**INPUT:**
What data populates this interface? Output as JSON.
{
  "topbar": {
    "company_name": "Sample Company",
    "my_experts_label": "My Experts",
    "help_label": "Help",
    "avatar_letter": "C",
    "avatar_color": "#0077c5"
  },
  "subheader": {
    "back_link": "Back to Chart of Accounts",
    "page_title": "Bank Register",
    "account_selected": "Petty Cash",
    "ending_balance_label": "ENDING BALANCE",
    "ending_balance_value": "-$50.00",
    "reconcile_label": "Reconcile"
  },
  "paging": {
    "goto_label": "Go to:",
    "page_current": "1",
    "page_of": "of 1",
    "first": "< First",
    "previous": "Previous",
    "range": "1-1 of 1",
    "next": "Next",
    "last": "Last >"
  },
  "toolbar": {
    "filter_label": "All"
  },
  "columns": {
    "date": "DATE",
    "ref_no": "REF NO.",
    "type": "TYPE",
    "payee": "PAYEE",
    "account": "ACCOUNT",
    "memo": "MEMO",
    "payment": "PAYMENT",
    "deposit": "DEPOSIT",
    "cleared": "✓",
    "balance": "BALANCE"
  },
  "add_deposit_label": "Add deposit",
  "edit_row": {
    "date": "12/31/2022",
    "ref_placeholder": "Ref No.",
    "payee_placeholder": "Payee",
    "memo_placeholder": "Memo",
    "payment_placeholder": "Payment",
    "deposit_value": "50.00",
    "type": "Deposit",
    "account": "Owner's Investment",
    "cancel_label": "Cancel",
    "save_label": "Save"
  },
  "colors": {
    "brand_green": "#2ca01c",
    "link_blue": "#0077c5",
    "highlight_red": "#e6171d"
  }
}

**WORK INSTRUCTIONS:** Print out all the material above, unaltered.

**TASK RESPONSE:**
What data populates this interface? Output as JSON.
{
  "topbar": {
    "company_name": "Sample Company",
    "my_experts_label": "My Experts",
    "help_label": "Help",
    "avatar_letter": "C",
    "avatar_color": "#0077c5"
  },
  "subheader": {
    "back_link": "Back to Chart of Accounts",
    "page_title": "Bank Register",
    "account_selected": "Petty Cash",
    "ending_balance_label": "ENDING BALANCE",
    "ending_balance_value": "-$50.00",
    "reconcile_label": "Reconcile"
  },
  "paging": {
    "goto_label": "Go to:",
    "page_current": "1",
    "page_of": "of 1",
    "first": "< First",
    "previous": "Previous",
    "range": "1-1 of 1",
    "next": "Next",
    "last": "Last >"
  },
  "toolbar": {
    "filter_label": "All"
  },
  "columns": {
    "date": "DATE",
    "ref_no": "REF NO.",
    "type": "TYPE",
    "payee": "PAYEE",
    "account": "ACCOUNT",
    "memo": "MEMO",
    "payment": "PAYMENT",
    "deposit": "DEPOSIT",
    "cleared": "✓",
    "balance": "BALANCE"
  },
  "add_deposit_label": "Add deposit",
  "edit_row": {
    "date": "12/31/2022",
    "ref_placeholder": "Ref No.",
    "payee_placeholder": "Payee",
    "memo_placeholder": "Memo",
    "payment_placeholder": "Payment",
    "deposit_value": "50.00",
    "type": "Deposit",
    "account": "Owner's Investment",
    "cancel_label": "Cancel",
    "save_label": "Save"
  },
  "colors": {
    "brand_green": "#2ca01c",
    "link_blue": "#0077c5",
    "highlight_red": "#e6171d"
  }
}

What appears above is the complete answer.